Fr. Joe Moran
I started school in Ballintubber in April 1928 where the Master and the Mistress at the time were Sean and Katie Corkell. The school was built originally in 1850 and reconstructed in 1931. I can still remember the excitement of returning to the reconstructed school on that early September morning.
There was no playing field attached to the school so when we played games we had to trespass on Mc Govern’s field. Once in a while the owners, usually through the person of Ann Lydon objected to our tearing up the field, so we used to lie low for a few weeks and then steathily re-enter the land again.
Taking everything into account the Mc Governs were very generous in letting us have the use of the field.
We played a little football, we would have played more but footballs were expensive then, and after much mending of punctures and sewing of leather the old ball had to be discarded, and we turned to playing a type of hurling which had some resemblence to hockey with a good camog. The players procured ash plants from Mc Governs wood and the ball was hit along the ground.
The rivalry in these games was very keen and the teams selected themselves automatically - the up- the- roads versus down-the-roads. There was some doubt about the Castlebourkes, because they turned down the road after leaving the school, but after passing the Abbey they were well South of the school. After much haggling it was decided that they would play with the down-the-roads.. One day Jim Mc Nally arrived with a real hurley and caused mighty consternation, because he could take a puck out from one goal and score a point high over the head of the rival goalie without anybody touching the ball.
I left Ballintubber N.S in 1936, and I started playing football straight away because, at that time, it was everybody’s ambition who went to St.Jarlath’s College Tuam to get on the St. Jarlath’s senior team.
St. Jarlath’s won 9 Connaught Championships in a row. There were three Ballyburke players on the 1942 Jarlath’s winning team, Jimmy Reilly,Moorehall, Maurice Galvin, and myself.
My first connection with Ballintubber / Ballybourke was in 1939 when I was in Inter –Cert. Paddy O Malley Lufferton, himself a very good footballer, invited me to play a match against Partry up in Aughnish Lane. I must have played reasonably well as I played regularly for Ballyburke after that both in the League and championship.
This team moved into the South Division about 1944. They were now called Ballintubber and played their home games in Matthew Tom’s field.
I remember playing League games in the Neale and in Ballinrobe.
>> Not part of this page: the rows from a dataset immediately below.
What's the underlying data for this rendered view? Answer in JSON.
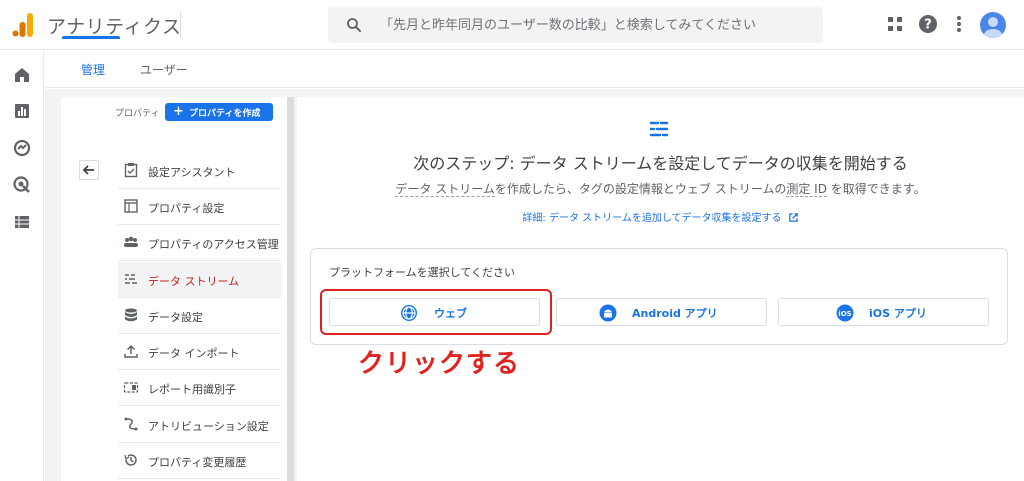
{
  "header": {
    "app_title": "アナリティクス",
    "search_placeholder": "「先月と昨年同月のユーザー数の比較」と検索してみてください"
  },
  "tabs": [
    {
      "label": "管理",
      "active": true
    },
    {
      "label": "ユーザー",
      "active": false
    }
  ],
  "property": {
    "label": "プロパティ",
    "create_button": "プロパティを作成"
  },
  "menu": [
    {
      "label": "設定アシスタント",
      "icon": "clipboard-check-icon",
      "active": false
    },
    {
      "label": "プロパティ設定",
      "icon": "window-icon",
      "active": false
    },
    {
      "label": "プロパティのアクセス管理",
      "icon": "people-icon",
      "active": false
    },
    {
      "label": "データ ストリーム",
      "icon": "data-stream-icon",
      "active": true
    },
    {
      "label": "データ設定",
      "icon": "database-icon",
      "active": false
    },
    {
      "label": "データ インポート",
      "icon": "upload-icon",
      "active": false
    },
    {
      "label": "レポート用識別子",
      "icon": "identifier-icon",
      "active": false
    },
    {
      "label": "アトリビューション設定",
      "icon": "attribution-icon",
      "active": false
    },
    {
      "label": "プロパティ変更履歴",
      "icon": "history-icon",
      "active": false
    }
  ],
  "main": {
    "heading": "次のステップ: データ ストリームを設定してデータの収集を開始する",
    "sub_pre": "データ ストリーム",
    "sub_mid1": "を作成したら、タグの設定情報とウェブ ストリームの",
    "sub_u2": "測定 ID",
    "sub_post": " を取得できます。",
    "learn_link": "詳細: データ ストリームを追加してデータ収集を設定する",
    "platform_title": "プラットフォームを選択してください",
    "platforms": [
      {
        "label": "ウェブ",
        "icon": "globe-icon"
      },
      {
        "label": "Android アプリ",
        "icon": "android-icon"
      },
      {
        "label": "iOS アプリ",
        "icon": "ios-icon"
      }
    ],
    "annotation": "クリックする"
  },
  "colors": {
    "accent": "#1a73e8",
    "active_menu": "#c5221f",
    "annotation": "#e0211d"
  }
}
I played minor for Castlebar Mitchels.
I won a County Minor title with them in 1941.
I was selected on the Mayo minor team that year, and selected to play at right half back. We were playing Galway in the Connaught Championship in Tuam. Unfortunately, the hackney car, containing myself and three other players broke down somewhere around Kilmaine. By the time we got the car going and arrived in Tuam it was half-time in the match and Galway had built up an unassailable lead. We came on in the second half but by then the damage was done and Mayo were out of the Championship.
I went into Maynooth in 1942 and only played for Ballintubber during my summer holidays after that. I hung up my boots after I was ordained in 1949, but I will always cherish the memories of my playing days with Ballyburke and Ballintubber, and in particular the lifelong friendships I made both on and off the field. They will always be close to my heart.